Our Book Club generally meets on the 3rd Tuesday of each month from 12:00-1pm. We gather with sack lunches for a discussion around a book that we select as a community. All are welcome, wether you've barely cracked the book or already broken the binding from rereading it. And we ask that you help us to keep the discussion on track, sticking to the theme of the books that we've chosen.
Upcoming Book Club Discussions & Resources
Our next meeting is scheduled for Tuesday, April 25th from 12-1pm.
Nineteen Eighty-Four, often published as 1984, is a dystopian novel published in 1949 by English author George Orwell. The novel is set in Airstrip One (formerly known as Great Britain), a province of the superstate Oceania in a world of perpetual war, omnipresent government surveillance, and public manipulation. The superstate and its residents are dictated to by a political regime euphemistically named English Socialism, shortened to "Ingsoc" in Newspeak, the government's invented language. The superstate is under the control of the privileged elite of the Inner Party, a party and government that persecutes individualism and independent thinking as "thoughtcrime", which is enforced by the "Thought Police".

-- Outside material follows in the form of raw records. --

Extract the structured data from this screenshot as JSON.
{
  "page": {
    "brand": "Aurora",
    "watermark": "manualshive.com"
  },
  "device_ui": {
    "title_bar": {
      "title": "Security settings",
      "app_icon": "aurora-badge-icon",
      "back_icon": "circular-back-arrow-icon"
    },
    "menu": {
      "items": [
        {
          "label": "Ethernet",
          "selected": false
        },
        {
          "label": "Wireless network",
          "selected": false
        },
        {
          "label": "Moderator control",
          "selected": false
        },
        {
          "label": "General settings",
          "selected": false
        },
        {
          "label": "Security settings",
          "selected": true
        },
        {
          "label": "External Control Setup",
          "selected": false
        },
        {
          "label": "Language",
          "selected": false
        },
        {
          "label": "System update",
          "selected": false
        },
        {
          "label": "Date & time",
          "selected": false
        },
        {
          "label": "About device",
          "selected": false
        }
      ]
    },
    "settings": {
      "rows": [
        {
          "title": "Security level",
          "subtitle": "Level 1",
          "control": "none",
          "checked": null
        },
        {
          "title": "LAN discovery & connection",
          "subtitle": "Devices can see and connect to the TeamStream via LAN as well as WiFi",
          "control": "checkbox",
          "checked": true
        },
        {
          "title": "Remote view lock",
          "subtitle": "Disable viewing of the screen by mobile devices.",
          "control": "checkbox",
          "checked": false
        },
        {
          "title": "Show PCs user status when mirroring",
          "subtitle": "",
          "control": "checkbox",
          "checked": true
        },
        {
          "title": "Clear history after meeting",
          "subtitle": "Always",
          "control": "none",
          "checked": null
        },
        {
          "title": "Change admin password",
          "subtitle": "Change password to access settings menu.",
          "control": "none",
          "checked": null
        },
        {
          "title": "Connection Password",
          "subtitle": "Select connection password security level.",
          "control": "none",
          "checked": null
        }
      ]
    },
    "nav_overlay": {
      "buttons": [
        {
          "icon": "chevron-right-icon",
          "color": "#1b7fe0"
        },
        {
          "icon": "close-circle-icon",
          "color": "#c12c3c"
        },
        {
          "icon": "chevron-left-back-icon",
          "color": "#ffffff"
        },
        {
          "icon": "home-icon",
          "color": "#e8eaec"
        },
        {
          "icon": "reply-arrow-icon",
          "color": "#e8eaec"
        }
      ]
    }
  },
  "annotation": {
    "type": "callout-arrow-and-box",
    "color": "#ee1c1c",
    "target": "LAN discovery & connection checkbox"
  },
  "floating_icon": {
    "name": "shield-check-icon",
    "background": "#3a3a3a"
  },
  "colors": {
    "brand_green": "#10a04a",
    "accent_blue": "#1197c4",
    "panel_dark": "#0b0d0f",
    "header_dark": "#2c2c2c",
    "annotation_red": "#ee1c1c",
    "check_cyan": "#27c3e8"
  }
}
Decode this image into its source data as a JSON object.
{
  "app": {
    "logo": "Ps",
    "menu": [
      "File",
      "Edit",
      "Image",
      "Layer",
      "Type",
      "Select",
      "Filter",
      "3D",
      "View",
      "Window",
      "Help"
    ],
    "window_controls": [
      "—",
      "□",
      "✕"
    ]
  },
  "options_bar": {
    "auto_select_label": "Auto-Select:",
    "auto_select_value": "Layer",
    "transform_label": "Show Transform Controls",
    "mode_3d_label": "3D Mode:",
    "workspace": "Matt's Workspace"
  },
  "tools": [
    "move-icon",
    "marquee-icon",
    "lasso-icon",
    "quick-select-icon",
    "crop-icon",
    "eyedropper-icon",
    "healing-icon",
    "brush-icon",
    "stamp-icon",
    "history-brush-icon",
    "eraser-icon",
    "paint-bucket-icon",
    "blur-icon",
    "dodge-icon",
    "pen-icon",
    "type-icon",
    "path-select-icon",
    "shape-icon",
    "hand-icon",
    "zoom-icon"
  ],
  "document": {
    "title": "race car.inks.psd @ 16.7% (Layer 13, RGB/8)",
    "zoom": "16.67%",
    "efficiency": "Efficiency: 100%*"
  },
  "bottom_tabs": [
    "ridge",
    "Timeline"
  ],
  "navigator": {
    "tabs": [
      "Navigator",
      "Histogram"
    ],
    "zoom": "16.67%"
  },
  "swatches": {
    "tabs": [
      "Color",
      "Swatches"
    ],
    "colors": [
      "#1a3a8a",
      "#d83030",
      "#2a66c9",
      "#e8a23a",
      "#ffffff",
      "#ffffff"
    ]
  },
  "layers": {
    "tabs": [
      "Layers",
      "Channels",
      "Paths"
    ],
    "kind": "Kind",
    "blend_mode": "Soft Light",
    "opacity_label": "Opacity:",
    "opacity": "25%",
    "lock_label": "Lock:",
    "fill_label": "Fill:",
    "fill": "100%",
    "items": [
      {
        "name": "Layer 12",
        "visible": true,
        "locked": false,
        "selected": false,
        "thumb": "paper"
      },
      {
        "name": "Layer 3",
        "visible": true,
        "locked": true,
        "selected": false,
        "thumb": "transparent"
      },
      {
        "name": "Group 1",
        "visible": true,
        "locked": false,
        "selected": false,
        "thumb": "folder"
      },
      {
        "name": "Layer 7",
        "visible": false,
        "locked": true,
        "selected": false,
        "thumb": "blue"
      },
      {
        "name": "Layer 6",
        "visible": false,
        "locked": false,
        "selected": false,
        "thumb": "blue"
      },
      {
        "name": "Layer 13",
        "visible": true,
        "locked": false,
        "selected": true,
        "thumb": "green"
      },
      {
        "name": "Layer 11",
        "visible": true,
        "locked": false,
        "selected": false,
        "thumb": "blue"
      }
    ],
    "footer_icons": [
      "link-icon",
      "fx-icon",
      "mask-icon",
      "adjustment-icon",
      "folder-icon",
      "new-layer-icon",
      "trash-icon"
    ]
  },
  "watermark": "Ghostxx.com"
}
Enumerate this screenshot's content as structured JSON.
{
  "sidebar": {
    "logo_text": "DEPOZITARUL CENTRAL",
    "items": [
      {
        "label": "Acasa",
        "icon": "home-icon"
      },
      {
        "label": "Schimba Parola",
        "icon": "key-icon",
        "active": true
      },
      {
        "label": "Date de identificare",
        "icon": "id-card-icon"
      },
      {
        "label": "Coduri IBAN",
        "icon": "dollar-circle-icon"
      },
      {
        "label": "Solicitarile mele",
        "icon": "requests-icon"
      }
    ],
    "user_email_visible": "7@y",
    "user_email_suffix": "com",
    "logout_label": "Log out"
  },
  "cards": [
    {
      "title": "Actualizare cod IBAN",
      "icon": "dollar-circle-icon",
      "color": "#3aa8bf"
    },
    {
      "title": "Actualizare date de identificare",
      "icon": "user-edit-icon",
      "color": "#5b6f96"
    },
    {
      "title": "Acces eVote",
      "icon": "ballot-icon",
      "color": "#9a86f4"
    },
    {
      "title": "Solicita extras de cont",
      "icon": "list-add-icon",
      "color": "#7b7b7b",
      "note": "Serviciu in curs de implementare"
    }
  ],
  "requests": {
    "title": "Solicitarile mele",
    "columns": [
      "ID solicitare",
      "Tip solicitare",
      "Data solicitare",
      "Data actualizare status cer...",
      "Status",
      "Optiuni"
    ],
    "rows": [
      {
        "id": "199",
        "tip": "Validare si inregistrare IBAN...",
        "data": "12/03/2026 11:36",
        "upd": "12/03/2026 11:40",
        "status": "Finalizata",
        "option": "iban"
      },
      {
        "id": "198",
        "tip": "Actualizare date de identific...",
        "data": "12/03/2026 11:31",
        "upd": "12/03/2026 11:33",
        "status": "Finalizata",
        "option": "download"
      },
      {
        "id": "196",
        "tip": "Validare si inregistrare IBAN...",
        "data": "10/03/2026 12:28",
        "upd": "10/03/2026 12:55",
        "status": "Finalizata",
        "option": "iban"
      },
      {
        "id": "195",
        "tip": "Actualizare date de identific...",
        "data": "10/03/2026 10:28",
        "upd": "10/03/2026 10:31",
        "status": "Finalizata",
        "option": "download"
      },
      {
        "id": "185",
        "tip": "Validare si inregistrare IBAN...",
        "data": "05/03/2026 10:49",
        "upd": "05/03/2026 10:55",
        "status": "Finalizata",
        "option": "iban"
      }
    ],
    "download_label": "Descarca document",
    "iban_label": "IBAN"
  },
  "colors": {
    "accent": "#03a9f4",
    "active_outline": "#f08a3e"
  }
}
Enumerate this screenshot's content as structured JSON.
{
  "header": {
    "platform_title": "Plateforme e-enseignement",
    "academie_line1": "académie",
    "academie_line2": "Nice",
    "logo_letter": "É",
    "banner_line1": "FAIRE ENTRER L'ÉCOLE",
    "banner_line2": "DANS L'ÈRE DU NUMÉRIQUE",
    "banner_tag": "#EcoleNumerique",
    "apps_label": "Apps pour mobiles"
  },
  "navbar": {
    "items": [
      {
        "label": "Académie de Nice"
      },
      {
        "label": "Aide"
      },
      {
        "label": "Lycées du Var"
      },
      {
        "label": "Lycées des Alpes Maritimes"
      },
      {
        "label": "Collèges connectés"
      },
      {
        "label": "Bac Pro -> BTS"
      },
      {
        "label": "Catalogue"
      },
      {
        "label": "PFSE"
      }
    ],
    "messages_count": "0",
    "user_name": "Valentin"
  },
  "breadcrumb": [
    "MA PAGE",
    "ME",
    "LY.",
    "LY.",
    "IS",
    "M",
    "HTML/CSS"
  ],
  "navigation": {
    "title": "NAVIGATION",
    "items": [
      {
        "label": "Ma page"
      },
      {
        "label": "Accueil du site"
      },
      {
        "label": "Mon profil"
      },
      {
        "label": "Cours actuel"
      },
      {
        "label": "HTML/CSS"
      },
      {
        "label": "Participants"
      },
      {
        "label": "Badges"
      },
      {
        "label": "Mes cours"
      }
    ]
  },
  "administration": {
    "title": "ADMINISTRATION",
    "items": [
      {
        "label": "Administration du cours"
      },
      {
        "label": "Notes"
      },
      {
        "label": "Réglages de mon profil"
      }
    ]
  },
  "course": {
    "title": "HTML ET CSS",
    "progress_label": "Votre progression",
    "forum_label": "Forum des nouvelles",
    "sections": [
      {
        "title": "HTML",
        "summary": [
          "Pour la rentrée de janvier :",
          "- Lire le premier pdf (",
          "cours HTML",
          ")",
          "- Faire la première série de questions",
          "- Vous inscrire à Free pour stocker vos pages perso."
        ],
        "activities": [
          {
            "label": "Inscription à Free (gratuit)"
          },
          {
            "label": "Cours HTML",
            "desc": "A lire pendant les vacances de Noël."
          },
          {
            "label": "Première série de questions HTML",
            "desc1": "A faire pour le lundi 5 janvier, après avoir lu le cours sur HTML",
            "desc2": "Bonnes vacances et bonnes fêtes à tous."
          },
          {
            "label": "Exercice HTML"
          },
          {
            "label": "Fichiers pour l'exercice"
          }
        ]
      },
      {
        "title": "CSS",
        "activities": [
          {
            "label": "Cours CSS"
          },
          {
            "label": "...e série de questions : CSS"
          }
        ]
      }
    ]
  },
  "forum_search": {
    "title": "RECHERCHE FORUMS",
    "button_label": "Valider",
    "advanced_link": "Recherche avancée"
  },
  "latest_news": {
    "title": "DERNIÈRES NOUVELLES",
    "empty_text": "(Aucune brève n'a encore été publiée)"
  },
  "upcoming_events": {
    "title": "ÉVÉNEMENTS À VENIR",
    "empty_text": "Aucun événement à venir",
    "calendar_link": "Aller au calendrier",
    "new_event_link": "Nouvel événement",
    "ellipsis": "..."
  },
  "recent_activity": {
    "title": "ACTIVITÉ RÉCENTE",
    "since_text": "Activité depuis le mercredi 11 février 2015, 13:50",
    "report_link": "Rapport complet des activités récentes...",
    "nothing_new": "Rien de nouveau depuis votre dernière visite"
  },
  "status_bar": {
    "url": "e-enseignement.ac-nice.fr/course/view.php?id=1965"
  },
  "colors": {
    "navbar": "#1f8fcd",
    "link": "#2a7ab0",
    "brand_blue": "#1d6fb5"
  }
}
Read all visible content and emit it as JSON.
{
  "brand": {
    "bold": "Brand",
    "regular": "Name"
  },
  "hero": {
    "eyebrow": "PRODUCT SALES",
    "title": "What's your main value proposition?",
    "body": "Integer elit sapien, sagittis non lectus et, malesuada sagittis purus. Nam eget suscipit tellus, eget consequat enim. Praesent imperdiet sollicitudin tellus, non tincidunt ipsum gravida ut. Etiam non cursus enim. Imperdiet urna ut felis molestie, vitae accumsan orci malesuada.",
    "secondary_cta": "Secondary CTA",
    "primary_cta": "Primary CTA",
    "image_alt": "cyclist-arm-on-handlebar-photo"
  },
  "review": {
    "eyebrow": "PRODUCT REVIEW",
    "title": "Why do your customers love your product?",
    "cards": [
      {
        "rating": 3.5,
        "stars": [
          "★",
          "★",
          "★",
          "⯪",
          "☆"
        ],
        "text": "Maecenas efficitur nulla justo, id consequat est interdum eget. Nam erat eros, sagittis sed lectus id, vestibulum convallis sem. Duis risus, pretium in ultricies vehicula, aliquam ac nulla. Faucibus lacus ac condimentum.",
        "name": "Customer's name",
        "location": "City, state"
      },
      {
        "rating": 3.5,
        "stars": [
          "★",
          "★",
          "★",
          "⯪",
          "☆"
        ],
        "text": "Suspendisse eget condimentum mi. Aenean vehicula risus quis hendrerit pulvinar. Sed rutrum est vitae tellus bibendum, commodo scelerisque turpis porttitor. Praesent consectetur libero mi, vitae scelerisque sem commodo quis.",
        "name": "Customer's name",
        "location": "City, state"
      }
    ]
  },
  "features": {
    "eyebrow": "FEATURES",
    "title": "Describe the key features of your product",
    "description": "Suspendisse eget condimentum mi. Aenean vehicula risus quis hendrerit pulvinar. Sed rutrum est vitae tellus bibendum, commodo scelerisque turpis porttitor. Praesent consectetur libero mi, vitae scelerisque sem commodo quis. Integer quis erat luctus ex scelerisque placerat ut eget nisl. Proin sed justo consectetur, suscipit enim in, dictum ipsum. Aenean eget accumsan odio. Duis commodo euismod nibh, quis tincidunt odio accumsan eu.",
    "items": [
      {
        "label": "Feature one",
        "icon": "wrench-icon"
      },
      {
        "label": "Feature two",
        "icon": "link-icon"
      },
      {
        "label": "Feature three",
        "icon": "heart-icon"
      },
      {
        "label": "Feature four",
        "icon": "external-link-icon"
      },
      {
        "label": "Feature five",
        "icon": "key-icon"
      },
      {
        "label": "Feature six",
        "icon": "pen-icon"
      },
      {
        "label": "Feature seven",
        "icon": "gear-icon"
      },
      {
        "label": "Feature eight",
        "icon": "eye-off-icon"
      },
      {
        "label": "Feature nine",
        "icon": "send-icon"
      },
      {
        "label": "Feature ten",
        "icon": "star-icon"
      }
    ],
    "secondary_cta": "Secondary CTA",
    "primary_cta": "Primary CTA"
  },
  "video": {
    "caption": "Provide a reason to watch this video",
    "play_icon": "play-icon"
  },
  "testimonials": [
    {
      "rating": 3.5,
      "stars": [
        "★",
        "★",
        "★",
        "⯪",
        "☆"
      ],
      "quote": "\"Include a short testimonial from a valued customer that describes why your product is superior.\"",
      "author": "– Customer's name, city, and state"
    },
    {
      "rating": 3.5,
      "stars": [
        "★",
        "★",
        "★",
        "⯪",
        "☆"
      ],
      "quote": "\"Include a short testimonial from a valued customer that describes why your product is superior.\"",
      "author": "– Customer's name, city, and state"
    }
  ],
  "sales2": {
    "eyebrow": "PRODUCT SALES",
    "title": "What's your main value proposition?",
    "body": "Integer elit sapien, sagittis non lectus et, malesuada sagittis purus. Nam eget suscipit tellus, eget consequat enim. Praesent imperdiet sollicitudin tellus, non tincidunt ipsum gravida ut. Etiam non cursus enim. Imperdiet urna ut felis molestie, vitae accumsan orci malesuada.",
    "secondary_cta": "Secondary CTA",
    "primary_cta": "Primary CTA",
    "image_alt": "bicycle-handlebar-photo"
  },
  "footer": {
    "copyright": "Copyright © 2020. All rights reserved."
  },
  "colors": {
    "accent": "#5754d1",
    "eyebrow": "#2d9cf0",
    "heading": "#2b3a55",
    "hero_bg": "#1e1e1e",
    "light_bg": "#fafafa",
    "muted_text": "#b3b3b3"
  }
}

The tyranny is ostensibly overseen by Big Brother, the Party leader who enjoys an intense cult of personality, but who may not even exist. The Party "seeks power entirely for its own sake. It is not interested in the good of others; it is interested solely in power." The protagonist of the novel, Winston Smith, is a member of the Outer Party, who works for the Ministry of Truth (or Minitrue in Newspeak), which is responsible for propaganda and historical revisionism. His job is to rewrite past newspaper articles, so that the historical record always supports the party line. The instructions that the workers receive portray the corrections as fixing misquotations and never as what they really are: forgeries and falsifications. A large part of the Ministry also actively destroys all documents that have not been edited and do not contain the revisions; in this way, no proof exists that the government is lying. Smith is a diligent and skillful worker but secretly hates the Party and dreams of rebellion against Big Brother. The heroine of the novel, Julia, is based on Orwell's second wife, Sonia Orwell.
As literary political fiction and dystopian science-fiction, Nineteen Eighty-Four is a classic novel in content, plot and style. Many of its terms and concepts, such as Big Brother, doublethink, thoughtcrime, Newspeak, Room 101, telescreen, 2 + 2 = 5, and memory hole, have entered into common use since its publication in 1949. Nineteen Eighty-Four popularized the adjective Orwellian, which describes official deception, secret surveillance, and manipulation of recorded history by a totalitarian or authoritarian state. In 2005, the novel was chosen by Time magazine as one of the 100 best English-language novels from 1923 to 2005. It was awarded a place on both lists of Modern Library 100 Best Novels, reaching number 13 on the editor's list, and 6 on the readers' list. In 2003, the novel was listed at number 8 on the BBC's survey The Big Read. (adapted from the Wikipedia entry for 1984)
Recently George Orwell’s classic book “1984,” has seen a surge in sales following the recent American election. The book has risen, to the top of the Amazon best-seller list in the United States in January 2017 which lead its publisher to have tens of thousands of new copies printed. Read more in a NY Times article of 1.25.2017. This sudden surge in interest is partly what motivated the choice of this book for our April club meeting.
SOME RESOURCES FOR engaging the ideas of this book
Book Summary | Cliffs Notes
SO ARE WE LIVING IN 1984? | The New Yorker (6.11.2013)
Past Book Club Discussions & Resources
We selected this book for our book group because of the media attention to it, out of esteem for David Brooks and an interest in his vision of what’s broken in today’s world and how to fix it.
some Resources for continuing thinking about his ideas
"‘The Road to Character,’ by David Brooks," Sunday Book Review in the NY Times
"U.S. Christianity is Dead, Long Live U.S. Christianity," on Religion Dispatches
David Brooks Explores 'The Road to Character’, on Forum with Michael Krasny (podcast)
"David Brooks' Search for Meaning", the New Yorker (May 27, 2015)